Liberal academia again? Ugh. Well, maybe if conservatives weren't so obsessed with big business... There is definitely an apparent reluctance by conservatives to be academics. I wonder what it stems from.

The pharmacists thing, on the other hand, is just ridiculous. As I've heard it put, the freedom to swing your fist only lasts until you hit someone else's nose. Similarly, a pharmacist's personal objections to a patient's medication cannot and should not be a hindrance to the patient acquiring them.

As always, you do your dad proud. Hope everything is going okay.

Anonymous said...

N.C. General Statutes section 14-184...... "If any man and woman, not being married to each other, shall lewdly and lasciviously associate, bed and cohabit together, they shall be guilty of a class 2 misdemeanor: Provided that the admissions or confessions of one shall not be received in evidence against the other."

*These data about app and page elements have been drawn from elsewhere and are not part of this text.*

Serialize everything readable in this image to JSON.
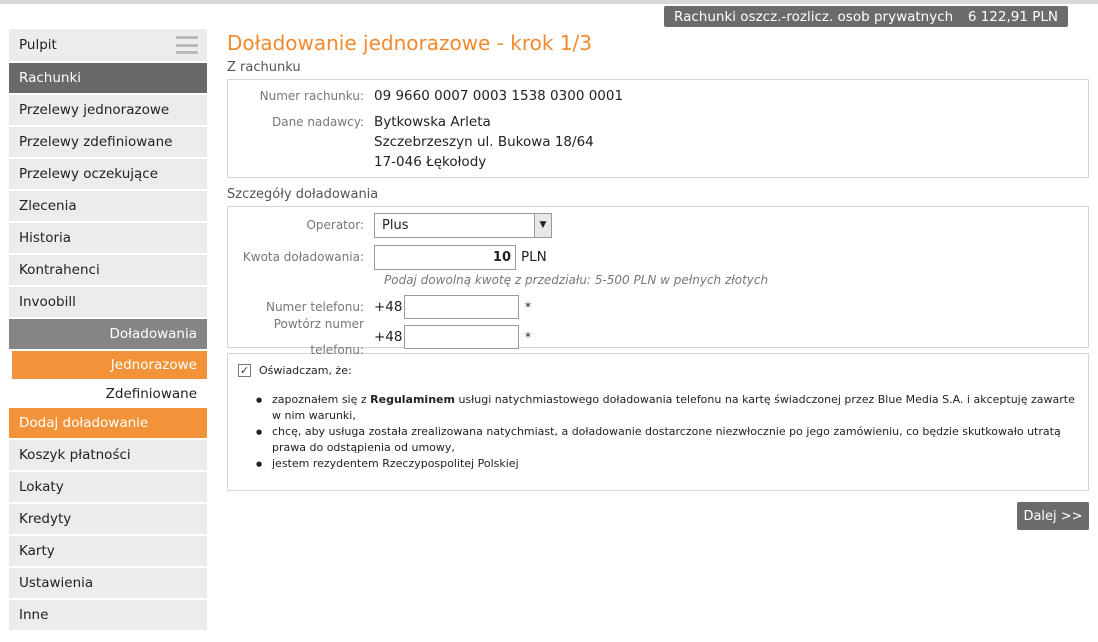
{
  "account": {
    "name": "Rachunki oszcz.-rozlicz. osob prywatnych",
    "balance": "6 122,91 PLN"
  },
  "sidebar": {
    "items": [
      {
        "label": "Pulpit"
      },
      {
        "label": "Rachunki"
      },
      {
        "label": "Przelewy jednorazowe"
      },
      {
        "label": "Przelewy zdefiniowane"
      },
      {
        "label": "Przelewy oczekujące"
      },
      {
        "label": "Zlecenia"
      },
      {
        "label": "Historia"
      },
      {
        "label": "Kontrahenci"
      },
      {
        "label": "Invoobill"
      },
      {
        "label": "Doładowania"
      },
      {
        "label": "Jednorazowe"
      },
      {
        "label": "Zdefiniowane"
      },
      {
        "label": "Dodaj doładowanie"
      },
      {
        "label": "Koszyk płatności"
      },
      {
        "label": "Lokaty"
      },
      {
        "label": "Kredyty"
      },
      {
        "label": "Karty"
      },
      {
        "label": "Ustawienia"
      },
      {
        "label": "Inne"
      }
    ]
  },
  "page": {
    "title": "Doładowanie jednorazowe - krok 1/3"
  },
  "from_account": {
    "section_label": "Z rachunku",
    "number_label": "Numer rachunku:",
    "number_value": "09 9660 0007 0003 1538 0300 0001",
    "sender_label": "Dane nadawcy:",
    "sender_lines": [
      "Bytkowska Arleta",
      "Szczebrzeszyn ul. Bukowa 18/64",
      "17-046 Łękołody"
    ]
  },
  "details": {
    "section_label": "Szczegóły doładowania",
    "operator_label": "Operator:",
    "operator_value": "Plus",
    "amount_label": "Kwota doładowania:",
    "amount_value": "10",
    "amount_unit": "PLN",
    "amount_hint": "Podaj dowolną kwotę z przedziału: 5-500 PLN w pełnych złotych",
    "phone_label": "Numer telefonu:",
    "phone_repeat_label": "Powtórz numer telefonu:",
    "phone_prefix": "+48",
    "required_mark": "*"
  },
  "declaration": {
    "checked_mark": "✓",
    "heading": "Oświadczam, że:",
    "item1_pre": "zapoznałem się z ",
    "item1_bold": "Regulaminem",
    "item1_post": " usługi natychmiastowego doładowania telefonu na kartę świadczonej przez Blue Media S.A. i akceptuję zawarte w nim warunki,",
    "item2": "chcę, aby usługa została zrealizowana natychmiast, a doładowanie dostarczone niezwłocznie po jego zamówieniu, co będzie skutkowało utratą prawa do odstąpienia od umowy,",
    "item3": "jestem rezydentem Rzeczypospolitej Polskiej"
  },
  "actions": {
    "next_label": "Dalej >>"
  }
}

The statute has been interpreted to mean habitual sexual one-night stands don't count. Neither do male-female roomates who don't have sex. And if this statute were to apply to a father and daughter...chances are that relationship has bigger problems.

I believe if I actually told you whether the law covers you, I'd be giving you legal advice. But you can figure that out for yourself.

Yeah, so this law requires investigation specifically into the consensual sex life of adults....might just be a little violation of Privacy!

- Ben

Anonymous said...

Here's the text of the statute, N.C. Gen. Statutes section 14-184: "If any man and woman, not being married to each other, shall lewdly and lasciviously associate, bed and cohabit together, they shall be guilty of a Class 2 misdemeanor: Provided, that the admissions or confessions of one shall not be received in evidence against the other."

The courts have interpreted this to mean habitual sexual intercourse. So one-night stands don't count. Neither do non-sexual male-female roomates. From the language of the statute-I would guess that same-sex relationships aren't covered either. order to prosecute this crime, the State of North Carolina would have to investigate whether an opposite-sex couple living together engage in sex habitually. Can we say "privacy violation?"

I echo do your Dad proud, Jeff.

- Ben

Anonymous said... one time when I look at your website it says my comment wasn't I write it again. The next time I look...both comments are published.

Technology likes to beat me up and mock me.

- Ben

Internet Street Philosopher said...

That is an asinie rule, no two ways about it.